Vladdy a spark as Toronto bats rake top to bottom

Guerrero's single fuels decisive 4-run 1st inning as Blue Jays pick up Kikuchi in series opener

May 31st, 2023

TORONTO -- It’s been too long since we last saw this Blue Jays offense, calmly and confidently, look like itself.

Toronto’s struggles over the past two-plus weeks have brought some worrying lows, digging a hole that this team will need four months and an extendable ladder to climb out of. Even the highs, like a lopsided 20-run road win against Tampa Bay, didn’t feel entirely real or sustainable.

Tuesday night’s 7-2 win over the Brewers at Rogers Centre finally felt like the model again. The Blue Jays took a lead and held it, lulling the Crew to sleep the rest of the way while getting contributions from every corner of their lineup.

This is what the Blue Jays are supposed to look like, but you’ll be forgiven if you’ve forgotten what it looks like.

It’s difficult to pick a unanimous star of the game, and that’s the beauty of this win. Most encouraging of all was the production Toronto got from the bottom of its lineup, because while the Blue Jays need more from their star players like and , it’s always been this lineup’s length that could separate it from the rest.

“It’s huge,” manager John Schneider said. “It’s no secret how we’re built at the top with George, Bo [Bichette] and Vladdy with whoever else, like [Matt] Chapman, [Alejandro] Kirk or [Brandon] Belt. It’s just kind of how we’re built. We’re having good at-bats down lower with Cavan Biggio getting back to his normal self a little bit.

“It starts with Whit Merrifield in the middle there, getting on base and making things happen. When they get on base for the top of the order, that’s how we’re built to have success.”

Merrifield acted as that secondary leadoff man in the middle, going 2-for-4, while Kirk singled three times and Biggio reached base three times. These are the types of numbers that keeps success sustainable and avoids the peaks and valleys.

“Everybody did their job and we got a lot of people on base,” said Kirk, who has been working to lift the ball in the air more consistently. “Everybody did their job and hopefully things keep going that way.”

Everybody doing their job, as opposed to taking turns trying to play the role of hero, is exactly what Toronto needs.

Getting this done early helped, too. All of the Blue Jays’ runs were scored in the first three innings, with four coming in the bottom of the first after Yusei Kikuchi had gotten off to a rocky start by allowing a two-run home run in the top half.

“Having four runs right after was huge. The batters always have my back and they have always told me that they always have my back,” Kikuchi said through a club interpreter. “Scoring right after really helped with my confidence.

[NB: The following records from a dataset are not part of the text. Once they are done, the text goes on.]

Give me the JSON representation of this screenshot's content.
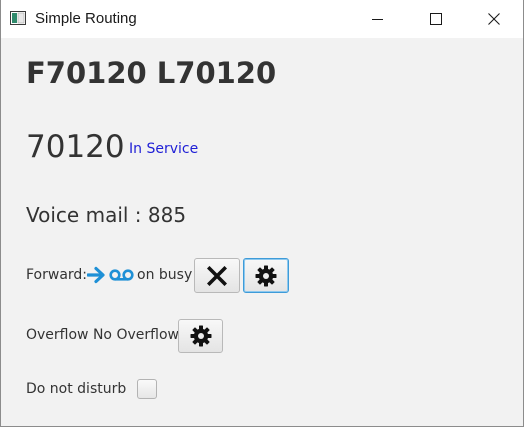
{
  "window": {
    "title": "Simple Routing",
    "controls": [
      "minimize",
      "maximize",
      "close"
    ]
  },
  "user": {
    "name": "F70120 L70120",
    "number": "70120",
    "status": "In Service",
    "status_color": "#1f1fd6",
    "voicemail_label": "Voice mail : 885"
  },
  "forward": {
    "label": "Forward:",
    "target_icons": [
      "arrow-right-icon",
      "voicemail-icon"
    ],
    "condition": "on busy",
    "accent_color": "#1e90d6",
    "clear_icon": "close-x-icon",
    "settings_icon": "gear-icon"
  },
  "overflow": {
    "label": "Overflow No Overflow",
    "settings_icon": "gear-icon"
  },
  "dnd": {
    "label": "Do not disturb",
    "checked": false
  }
}
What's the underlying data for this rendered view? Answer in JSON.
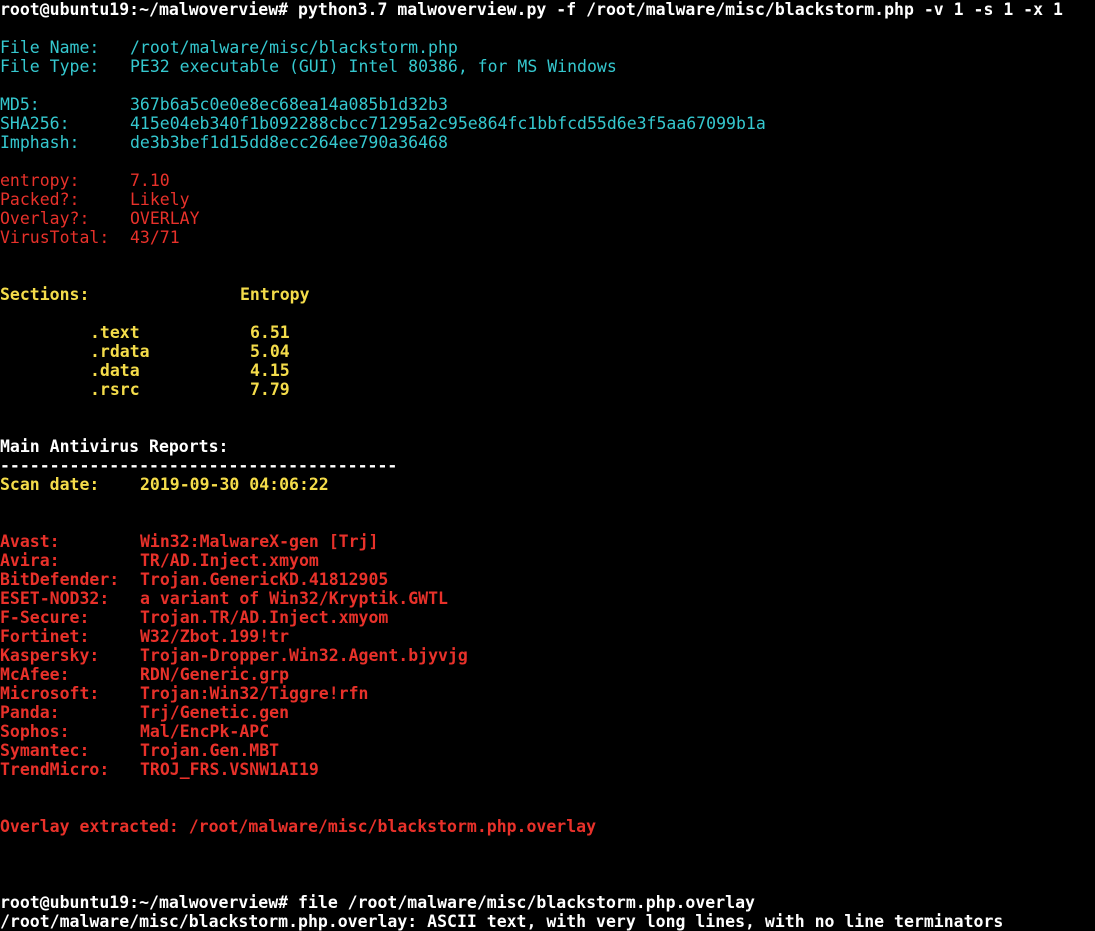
{
  "terminal": {
    "command_line": "root@ubuntu19:~/malwoverview# python3.7 malwoverview.py -f /root/malware/misc/blackstorm.php -v 1 -s 1 -x 1",
    "file_info": {
      "file_name_label": "File Name:",
      "file_name_value": "/root/malware/misc/blackstorm.php",
      "file_type_label": "File Type:",
      "file_type_value": "PE32 executable (GUI) Intel 80386, for MS Windows"
    },
    "hashes": {
      "md5_label": "MD5:",
      "md5_value": "367b6a5c0e0e8ec68ea14a085b1d32b3",
      "sha256_label": "SHA256:",
      "sha256_value": "415e04eb340f1b092288cbcc71295a2c95e864fc1bbfcd55d6e3f5aa67099b1a",
      "imphash_label": "Imphash:",
      "imphash_value": "de3b3bef1d15dd8ecc264ee790a36468"
    },
    "summary": {
      "entropy_label": "entropy:",
      "entropy_value": "7.10",
      "packed_label": "Packed?:",
      "packed_value": "Likely",
      "overlay_label": "Overlay?:",
      "overlay_value": "OVERLAY",
      "virustotal_label": "VirusTotal:",
      "virustotal_value": "43/71"
    },
    "sections": {
      "header_label": "Sections:",
      "header_entropy": "Entropy",
      "rows": [
        {
          "name": ".text",
          "entropy": "6.51"
        },
        {
          "name": ".rdata",
          "entropy": "5.04"
        },
        {
          "name": ".data",
          "entropy": "4.15"
        },
        {
          "name": ".rsrc",
          "entropy": "7.79"
        }
      ]
    },
    "av_reports": {
      "title": "Main Antivirus Reports:",
      "separator": "----------------------------------------",
      "scan_date_label": "Scan date:",
      "scan_date_value": "2019-09-30 04:06:22",
      "rows": [
        {
          "engine": "Avast:",
          "result": "Win32:MalwareX-gen [Trj]"
        },
        {
          "engine": "Avira:",
          "result": "TR/AD.Inject.xmyom"
        },
        {
          "engine": "BitDefender:",
          "result": "Trojan.GenericKD.41812905"
        },
        {
          "engine": "ESET-NOD32:",
          "result": "a variant of Win32/Kryptik.GWTL"
        },
        {
          "engine": "F-Secure:",
          "result": "Trojan.TR/AD.Inject.xmyom"
        },
        {
          "engine": "Fortinet:",
          "result": "W32/Zbot.199!tr"
        },
        {
          "engine": "Kaspersky:",
          "result": "Trojan-Dropper.Win32.Agent.bjyvjg"
        },
        {
          "engine": "McAfee:",
          "result": "RDN/Generic.grp"
        },
        {
          "engine": "Microsoft:",
          "result": "Trojan:Win32/Tiggre!rfn"
        },
        {
          "engine": "Panda:",
          "result": "Trj/Genetic.gen"
        },
        {
          "engine": "Sophos:",
          "result": "Mal/EncPk-APC"
        },
        {
          "engine": "Symantec:",
          "result": "Trojan.Gen.MBT"
        },
        {
          "engine": "TrendMicro:",
          "result": "TROJ_FRS.VSNW1AI19"
        }
      ]
    },
    "overlay_extracted": "Overlay extracted: /root/malware/misc/blackstorm.php.overlay",
    "second_command": "root@ubuntu19:~/malwoverview# file /root/malware/misc/blackstorm.php.overlay",
    "second_output": "/root/malware/misc/blackstorm.php.overlay: ASCII text, with very long lines, with no line terminators"
  },
  "colors": {
    "background": "#000000",
    "prompt": "#ffffff",
    "cyan": "#35c8cf",
    "red": "#e8312a",
    "yellow": "#f4dc4a"
  }
}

I was able to attack the hitters more with a lead.”

There’s never a bad day to get production from the bottom of your lineup, but the Blue Jays have been spoiled by Kevin Kiermaier.

That’s the last thing anyone expected offensively when Kiermaier signed a one-year, $9 million deal last offseason, but Kiermaier came into camp saying he wanted to be the best No. 9 hitter in baseball and has put together one fine campaign.

Kiermaier is batting .319 with an .877 OPS through two months, even chipping in an unexpected four home runs alongside five stolen bases and some fantastic baserunning.

The problem? Kiermaier is hurt, dealing with some right lower back discomfort that the Blue Jays will need to make an IL decision on soon. He has been the spark on some otherwise dark nights for this offense, but this offense was never built for one player to be the face of it. Not even Vladdy.

The Blue Jays’ depth is being tested beyond just Kiermaier, of course. Danny Jansen is on the IL with a groin injury that sounds like it will stretch beyond the 10-day minimum, forcing Kirk into more action after a start to his season that’s been below expectations. Toronto spent nearly two months as baseball’s healthiest team, but in baseball, the clock is always ticking.

More than anything Tuesday’s win just felt … normal. The Blue Jays have desperately needed that, because their version of “normal” can be one of the best in baseball when every player, one through nine, is simply doing their share of the job.